Tuesday January 28, 2014
There was a time when the American anti-abortion movement saw a distinction between first- and second-trimester abortions--a distinction that dates back to Aristotle. But that time has clearly passed.
As Andrea Grimes writes:
New "emergency" abortion regulations in Louisiana require patients to wait 30 days between blood tests and their abortion procedures, according to the state's Department of Health and Hospitals (DHH) ...
[T]he new DHH regulations could decrease patient safety, putting patients at a higher risk of complications. As pregnancy advances, procedures become more involved and more costly, said Ellie Schilling.
According to a Guttmacher study, 88% of abortions are performed before week 12. If the new regulations are enforced, this will not be true of Louisiana; what would have been a week 9 abortion will be a week 13 abortion, what would have been a week 13 abortion will be a week 17 abortion, and so forth. Louisiana bans abortions past 20 weeks, but only 4% of abortions are performed from week 16 on. The most statistically significant effect of this legislation will be to turn first-trimester abortions into second-trimester abortions, at increased risk to the patient.
All of this reflects the shifting priorities of a national anti-abortion movement that has increasingly turned its attention to emergency contraception--a movement that sees no distinction between a fertilized egg and an embryo, no distinction between an embryo and a fetus, and no distinction between a fetus and a baby.
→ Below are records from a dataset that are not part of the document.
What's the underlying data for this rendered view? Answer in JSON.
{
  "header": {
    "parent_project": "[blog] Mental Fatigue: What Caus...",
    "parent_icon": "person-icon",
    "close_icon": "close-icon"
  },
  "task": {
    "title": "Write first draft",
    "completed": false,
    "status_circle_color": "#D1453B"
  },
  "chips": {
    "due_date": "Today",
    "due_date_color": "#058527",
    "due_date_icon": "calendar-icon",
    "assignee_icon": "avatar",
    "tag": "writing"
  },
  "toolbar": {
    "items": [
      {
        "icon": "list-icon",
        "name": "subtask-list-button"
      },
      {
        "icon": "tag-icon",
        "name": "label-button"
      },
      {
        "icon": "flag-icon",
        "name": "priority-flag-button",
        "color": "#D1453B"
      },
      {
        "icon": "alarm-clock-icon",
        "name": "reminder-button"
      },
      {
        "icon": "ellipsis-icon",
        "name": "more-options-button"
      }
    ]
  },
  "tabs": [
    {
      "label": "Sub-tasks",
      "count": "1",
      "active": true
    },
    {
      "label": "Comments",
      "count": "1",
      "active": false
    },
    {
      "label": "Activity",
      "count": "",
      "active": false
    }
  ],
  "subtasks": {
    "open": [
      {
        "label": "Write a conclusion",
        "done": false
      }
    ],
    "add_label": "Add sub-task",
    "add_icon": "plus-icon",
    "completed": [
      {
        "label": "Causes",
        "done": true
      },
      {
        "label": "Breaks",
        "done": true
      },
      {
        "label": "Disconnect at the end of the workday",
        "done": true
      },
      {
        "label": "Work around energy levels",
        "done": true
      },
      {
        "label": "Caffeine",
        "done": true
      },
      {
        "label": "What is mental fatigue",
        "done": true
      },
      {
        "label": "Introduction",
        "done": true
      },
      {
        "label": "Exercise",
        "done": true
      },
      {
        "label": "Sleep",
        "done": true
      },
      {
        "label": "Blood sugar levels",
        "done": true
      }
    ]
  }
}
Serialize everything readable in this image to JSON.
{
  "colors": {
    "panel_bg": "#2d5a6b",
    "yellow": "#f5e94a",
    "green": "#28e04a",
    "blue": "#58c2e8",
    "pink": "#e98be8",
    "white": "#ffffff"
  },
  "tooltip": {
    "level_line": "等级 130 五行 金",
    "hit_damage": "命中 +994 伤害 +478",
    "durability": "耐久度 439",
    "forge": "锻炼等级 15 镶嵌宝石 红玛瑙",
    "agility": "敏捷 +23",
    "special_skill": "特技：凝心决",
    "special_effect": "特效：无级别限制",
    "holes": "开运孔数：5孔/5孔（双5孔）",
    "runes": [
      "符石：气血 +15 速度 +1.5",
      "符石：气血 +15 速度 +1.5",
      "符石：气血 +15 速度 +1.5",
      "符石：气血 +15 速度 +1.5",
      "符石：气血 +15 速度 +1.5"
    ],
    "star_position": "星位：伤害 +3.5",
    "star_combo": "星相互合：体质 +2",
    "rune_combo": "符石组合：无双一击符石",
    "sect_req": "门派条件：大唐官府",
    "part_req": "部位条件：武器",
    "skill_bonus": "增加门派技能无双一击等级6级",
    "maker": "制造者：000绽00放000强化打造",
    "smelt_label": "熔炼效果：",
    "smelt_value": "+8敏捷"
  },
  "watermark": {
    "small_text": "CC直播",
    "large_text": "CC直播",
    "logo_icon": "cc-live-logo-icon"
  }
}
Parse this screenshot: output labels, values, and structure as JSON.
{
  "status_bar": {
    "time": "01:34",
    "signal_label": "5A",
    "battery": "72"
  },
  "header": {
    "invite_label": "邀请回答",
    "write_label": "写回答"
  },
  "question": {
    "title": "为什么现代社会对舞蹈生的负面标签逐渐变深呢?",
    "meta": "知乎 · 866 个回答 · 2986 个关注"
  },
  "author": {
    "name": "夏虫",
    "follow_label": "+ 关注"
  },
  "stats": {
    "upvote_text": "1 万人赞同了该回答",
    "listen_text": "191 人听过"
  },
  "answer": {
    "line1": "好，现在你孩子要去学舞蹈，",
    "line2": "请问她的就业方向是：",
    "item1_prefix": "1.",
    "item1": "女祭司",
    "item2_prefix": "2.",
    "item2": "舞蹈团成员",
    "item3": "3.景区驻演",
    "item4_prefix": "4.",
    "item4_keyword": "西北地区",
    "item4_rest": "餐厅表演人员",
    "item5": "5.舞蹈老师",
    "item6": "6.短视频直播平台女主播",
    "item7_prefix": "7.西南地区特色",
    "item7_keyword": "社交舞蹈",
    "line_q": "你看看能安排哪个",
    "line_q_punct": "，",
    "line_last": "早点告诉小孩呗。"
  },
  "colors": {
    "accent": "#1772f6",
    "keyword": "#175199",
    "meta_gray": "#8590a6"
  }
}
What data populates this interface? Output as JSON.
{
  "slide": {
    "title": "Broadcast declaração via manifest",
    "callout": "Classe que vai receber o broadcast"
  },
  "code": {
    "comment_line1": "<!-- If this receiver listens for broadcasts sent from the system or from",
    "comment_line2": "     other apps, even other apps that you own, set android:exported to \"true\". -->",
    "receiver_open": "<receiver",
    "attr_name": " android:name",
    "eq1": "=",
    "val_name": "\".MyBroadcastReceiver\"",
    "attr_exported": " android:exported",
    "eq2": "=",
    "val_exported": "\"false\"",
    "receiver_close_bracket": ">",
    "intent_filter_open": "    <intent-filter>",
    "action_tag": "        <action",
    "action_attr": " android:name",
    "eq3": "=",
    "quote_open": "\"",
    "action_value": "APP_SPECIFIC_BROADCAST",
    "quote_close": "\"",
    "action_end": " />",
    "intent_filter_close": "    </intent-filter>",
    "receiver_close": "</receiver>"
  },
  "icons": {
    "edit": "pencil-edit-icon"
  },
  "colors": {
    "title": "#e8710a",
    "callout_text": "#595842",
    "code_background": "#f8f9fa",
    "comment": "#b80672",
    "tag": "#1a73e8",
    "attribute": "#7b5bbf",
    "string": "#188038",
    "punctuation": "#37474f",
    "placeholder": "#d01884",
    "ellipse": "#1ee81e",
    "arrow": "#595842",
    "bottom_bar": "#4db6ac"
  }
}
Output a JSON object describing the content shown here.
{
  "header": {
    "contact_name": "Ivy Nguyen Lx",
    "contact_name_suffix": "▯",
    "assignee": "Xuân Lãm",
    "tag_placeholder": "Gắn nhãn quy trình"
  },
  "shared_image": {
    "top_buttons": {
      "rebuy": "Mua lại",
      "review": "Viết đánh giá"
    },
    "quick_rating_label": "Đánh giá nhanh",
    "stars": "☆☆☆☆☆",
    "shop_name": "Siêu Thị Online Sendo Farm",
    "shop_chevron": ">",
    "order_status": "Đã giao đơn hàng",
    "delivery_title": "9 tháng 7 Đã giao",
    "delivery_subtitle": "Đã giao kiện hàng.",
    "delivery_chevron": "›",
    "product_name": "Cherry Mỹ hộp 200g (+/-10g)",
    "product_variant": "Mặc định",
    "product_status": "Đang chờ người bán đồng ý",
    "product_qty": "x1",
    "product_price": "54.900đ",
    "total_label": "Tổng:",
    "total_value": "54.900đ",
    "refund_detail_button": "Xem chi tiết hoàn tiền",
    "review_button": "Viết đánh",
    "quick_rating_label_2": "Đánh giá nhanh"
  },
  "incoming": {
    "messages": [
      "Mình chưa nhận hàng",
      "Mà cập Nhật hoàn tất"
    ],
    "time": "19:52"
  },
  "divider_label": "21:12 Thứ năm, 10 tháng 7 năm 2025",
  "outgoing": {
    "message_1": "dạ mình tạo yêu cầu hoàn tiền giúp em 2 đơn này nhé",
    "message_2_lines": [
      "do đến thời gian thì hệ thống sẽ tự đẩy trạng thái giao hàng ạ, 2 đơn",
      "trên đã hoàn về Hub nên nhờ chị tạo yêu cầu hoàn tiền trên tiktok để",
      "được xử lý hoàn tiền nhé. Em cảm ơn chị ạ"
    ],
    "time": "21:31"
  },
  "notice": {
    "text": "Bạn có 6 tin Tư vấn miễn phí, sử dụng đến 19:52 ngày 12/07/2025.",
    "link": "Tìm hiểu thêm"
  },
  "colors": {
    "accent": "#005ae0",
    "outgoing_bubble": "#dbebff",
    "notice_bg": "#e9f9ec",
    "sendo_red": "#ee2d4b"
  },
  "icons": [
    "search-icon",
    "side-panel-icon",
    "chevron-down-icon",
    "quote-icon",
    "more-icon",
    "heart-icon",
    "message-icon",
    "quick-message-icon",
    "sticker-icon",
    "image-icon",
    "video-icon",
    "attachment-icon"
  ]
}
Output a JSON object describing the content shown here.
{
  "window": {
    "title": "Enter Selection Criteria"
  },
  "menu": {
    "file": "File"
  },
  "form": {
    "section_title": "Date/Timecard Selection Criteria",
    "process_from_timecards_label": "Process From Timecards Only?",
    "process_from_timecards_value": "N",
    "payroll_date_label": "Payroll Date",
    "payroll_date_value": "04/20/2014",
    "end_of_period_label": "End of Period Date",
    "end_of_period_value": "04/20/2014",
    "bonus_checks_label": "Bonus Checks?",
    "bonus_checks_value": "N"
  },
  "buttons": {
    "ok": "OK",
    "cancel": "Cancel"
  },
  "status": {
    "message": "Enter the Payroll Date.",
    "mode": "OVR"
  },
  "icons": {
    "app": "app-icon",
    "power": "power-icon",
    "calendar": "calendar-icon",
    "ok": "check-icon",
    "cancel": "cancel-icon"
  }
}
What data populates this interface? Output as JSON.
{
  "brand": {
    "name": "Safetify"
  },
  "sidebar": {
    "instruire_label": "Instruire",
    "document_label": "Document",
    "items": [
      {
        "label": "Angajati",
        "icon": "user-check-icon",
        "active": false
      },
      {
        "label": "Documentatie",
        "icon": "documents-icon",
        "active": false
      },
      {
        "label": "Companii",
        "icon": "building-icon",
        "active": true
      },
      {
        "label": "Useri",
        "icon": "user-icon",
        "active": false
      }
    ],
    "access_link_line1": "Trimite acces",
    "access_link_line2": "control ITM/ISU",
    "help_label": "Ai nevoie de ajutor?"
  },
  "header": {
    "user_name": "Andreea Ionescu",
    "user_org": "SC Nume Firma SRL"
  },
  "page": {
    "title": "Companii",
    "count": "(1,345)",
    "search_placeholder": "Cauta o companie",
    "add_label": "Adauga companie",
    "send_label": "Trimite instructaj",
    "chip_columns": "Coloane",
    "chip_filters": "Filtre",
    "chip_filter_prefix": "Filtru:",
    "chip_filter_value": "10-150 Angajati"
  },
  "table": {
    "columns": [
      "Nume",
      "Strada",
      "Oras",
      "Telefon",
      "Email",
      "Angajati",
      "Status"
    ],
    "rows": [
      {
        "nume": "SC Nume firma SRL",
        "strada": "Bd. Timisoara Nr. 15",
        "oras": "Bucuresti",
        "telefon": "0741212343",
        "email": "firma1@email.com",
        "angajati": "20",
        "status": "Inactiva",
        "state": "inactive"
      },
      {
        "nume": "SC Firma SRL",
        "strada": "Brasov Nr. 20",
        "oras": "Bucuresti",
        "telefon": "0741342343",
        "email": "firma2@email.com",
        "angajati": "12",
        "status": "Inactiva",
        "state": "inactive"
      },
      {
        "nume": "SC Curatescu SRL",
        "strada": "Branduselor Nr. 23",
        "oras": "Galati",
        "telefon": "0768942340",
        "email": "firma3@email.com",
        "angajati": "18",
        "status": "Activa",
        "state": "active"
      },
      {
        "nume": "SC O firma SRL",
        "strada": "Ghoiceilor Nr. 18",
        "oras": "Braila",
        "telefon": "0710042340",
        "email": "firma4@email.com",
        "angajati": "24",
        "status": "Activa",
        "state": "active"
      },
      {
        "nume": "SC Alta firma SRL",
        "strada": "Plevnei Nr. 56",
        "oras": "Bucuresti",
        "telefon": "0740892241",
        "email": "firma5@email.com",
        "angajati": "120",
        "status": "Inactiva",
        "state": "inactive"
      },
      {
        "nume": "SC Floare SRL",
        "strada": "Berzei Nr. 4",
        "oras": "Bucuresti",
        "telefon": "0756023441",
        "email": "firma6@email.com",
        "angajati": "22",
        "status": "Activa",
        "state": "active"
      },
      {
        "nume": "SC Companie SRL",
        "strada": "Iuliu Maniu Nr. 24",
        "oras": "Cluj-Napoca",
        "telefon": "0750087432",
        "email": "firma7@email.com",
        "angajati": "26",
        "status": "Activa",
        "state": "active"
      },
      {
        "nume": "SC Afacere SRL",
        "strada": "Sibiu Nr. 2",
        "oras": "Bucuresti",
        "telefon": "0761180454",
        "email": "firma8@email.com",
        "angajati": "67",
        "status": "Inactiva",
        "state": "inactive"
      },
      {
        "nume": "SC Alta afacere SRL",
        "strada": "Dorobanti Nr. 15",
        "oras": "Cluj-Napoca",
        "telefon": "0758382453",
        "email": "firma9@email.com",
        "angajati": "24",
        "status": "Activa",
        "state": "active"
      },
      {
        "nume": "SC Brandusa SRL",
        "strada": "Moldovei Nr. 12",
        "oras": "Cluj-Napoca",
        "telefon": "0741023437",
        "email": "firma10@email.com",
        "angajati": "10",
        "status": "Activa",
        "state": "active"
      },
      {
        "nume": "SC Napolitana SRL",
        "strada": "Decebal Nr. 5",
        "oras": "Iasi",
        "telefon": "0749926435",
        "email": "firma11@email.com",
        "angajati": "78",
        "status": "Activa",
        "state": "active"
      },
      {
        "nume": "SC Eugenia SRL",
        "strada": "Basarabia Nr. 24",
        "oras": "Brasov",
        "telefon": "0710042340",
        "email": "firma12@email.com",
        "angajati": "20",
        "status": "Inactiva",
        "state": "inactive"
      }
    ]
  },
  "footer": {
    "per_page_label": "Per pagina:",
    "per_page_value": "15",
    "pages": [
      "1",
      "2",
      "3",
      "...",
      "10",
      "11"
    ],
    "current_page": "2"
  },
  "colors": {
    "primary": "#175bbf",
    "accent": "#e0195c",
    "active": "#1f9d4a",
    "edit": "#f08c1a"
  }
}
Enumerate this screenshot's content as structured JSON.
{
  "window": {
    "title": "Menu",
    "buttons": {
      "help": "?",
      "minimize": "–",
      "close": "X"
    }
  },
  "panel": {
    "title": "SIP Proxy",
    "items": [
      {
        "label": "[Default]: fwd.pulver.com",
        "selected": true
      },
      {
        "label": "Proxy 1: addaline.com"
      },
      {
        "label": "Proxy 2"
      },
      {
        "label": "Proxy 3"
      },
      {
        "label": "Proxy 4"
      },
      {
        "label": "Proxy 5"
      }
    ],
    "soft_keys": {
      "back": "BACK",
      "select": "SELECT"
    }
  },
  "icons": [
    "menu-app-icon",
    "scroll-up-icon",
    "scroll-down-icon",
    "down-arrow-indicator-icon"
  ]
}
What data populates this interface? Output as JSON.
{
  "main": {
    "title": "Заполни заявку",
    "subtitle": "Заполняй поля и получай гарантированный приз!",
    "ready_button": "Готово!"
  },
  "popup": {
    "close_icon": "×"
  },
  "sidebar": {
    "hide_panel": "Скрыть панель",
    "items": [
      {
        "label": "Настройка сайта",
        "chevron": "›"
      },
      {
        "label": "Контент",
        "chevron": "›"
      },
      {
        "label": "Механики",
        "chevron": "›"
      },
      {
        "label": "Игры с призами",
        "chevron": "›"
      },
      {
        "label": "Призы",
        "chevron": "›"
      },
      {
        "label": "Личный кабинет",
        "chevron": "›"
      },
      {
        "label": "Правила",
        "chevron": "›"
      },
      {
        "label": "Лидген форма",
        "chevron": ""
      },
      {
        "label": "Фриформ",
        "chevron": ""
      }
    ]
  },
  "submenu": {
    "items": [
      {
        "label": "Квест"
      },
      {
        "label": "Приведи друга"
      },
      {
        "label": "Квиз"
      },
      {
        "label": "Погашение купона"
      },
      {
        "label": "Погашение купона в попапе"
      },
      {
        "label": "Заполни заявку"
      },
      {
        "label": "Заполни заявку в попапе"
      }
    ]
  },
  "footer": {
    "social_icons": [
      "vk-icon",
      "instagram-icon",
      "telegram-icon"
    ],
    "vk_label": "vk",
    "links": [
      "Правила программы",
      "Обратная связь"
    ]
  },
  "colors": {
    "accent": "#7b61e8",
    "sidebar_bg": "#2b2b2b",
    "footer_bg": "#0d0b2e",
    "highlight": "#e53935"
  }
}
When policies such as Louisiana's four-week booster are put into effect, this blurry and scientifically incomprehensible definition of human personhood comes with a very high human cost.
Related: 10 Anti-Abortion Myths Debunked
Wednesday January 22, 2014
If you're a Cracked.com reader, you've probably already read their really solid article on four limitations to the Colorado marijuana legalization initiative. The biggest complication, as you might expect, is the fact that the federal government can still arrest you for marijuana possession. And while President Obama has called off the Department of Justice, this may be giving us a false sense of security:
...[I]t's not like the policies of the president ever suddenly shift every few years, right? Wait, no, they totally do. That means that the next leader of the country could, under federal law, make a pretty gigantic example of a certain red-eyed Rocky Mountain state.
As a temporary measure, voters can choose a candidate in 2016 who agrees to continue President Obama's policy--but as long as federal laws against marijuana exist, the federal government will always be one bad presidential election away from a relapse. What is really needed is congressional passage of a bill either legalizing marijuana on a federal level, or formalizing a Department of Justice policy prohibiting enforcement of marijuana laws in states that have legalized it. Between now and the November elections, voters can take a good first step in that direction by looking at what their U.S. House and Senate candidates think about marijuana laws.
Related: History of Marijuana Laws | Why Marijuana is Illegal
Tuesday January 21, 2014
This isn't a conspiracy theory.
In November 1964, FBI agents mailed Dr. King an anonymous letter and a cassette tape containing illegally-obtained surveillance audio of alleged adultery. After threatening to release the information to the public, the letter concludes:
King, there is only one thing left for you to do. You know what it is. You have just 34 days in which to do it (this exact number has been selected for a specific reason, it has definite practical significance). You are done. There is but one way out for you. You better take it before your filthy, abnormal fraudulent self is bared to the nation.
In 1976, a U.S. House of Representatives report acknowledged that the letter "clearly implied that suicide would be a suitable course of action." And they also acknowledged that the letter wasn't the FBI's first illegal attempt to harm Dr. King:
From October 24, 1963, to June 21, 1966, the FBI also engaged in an extensive program of electronic surveillance of Dr. King. The committee found it was conducted in a particularly abusive fashion. FBI agents who monitored the devices, although they were initially instructed to be especially alert for contacts between Dr. King and Communist connections, exercised little discretion in deciding what to overhear and record. Private and personal conversations were recorded, as were conversations between Dr. King and Government officials. In fact, the development of personal information that, might be derogatory to Dr. King became a major objective of the surveillance effort. The committee found that the Department of Justice shared responsibility for the surveillance, since it was initially authorized by Attorney General Robert F. Kennedy.
In other words: we know that the Kennedy and Johnson administrations, which were responsible for passing the majority of the signature policies associated with the civil rights movement, engaged in a systematic, deadly, and highly illegal three-year campaign to destroy the life of the movement's most visible organizer and advocate by using a mix of propaganda, blackmail, and state-of-the-art surveillance technology. He had a wife, four children, and millions who loved him. And that didn't matter, not even to two of the most progressive presidential administrations of the past century.
We need to talk about this more often than we do.
Related: Government Surveillance Timeline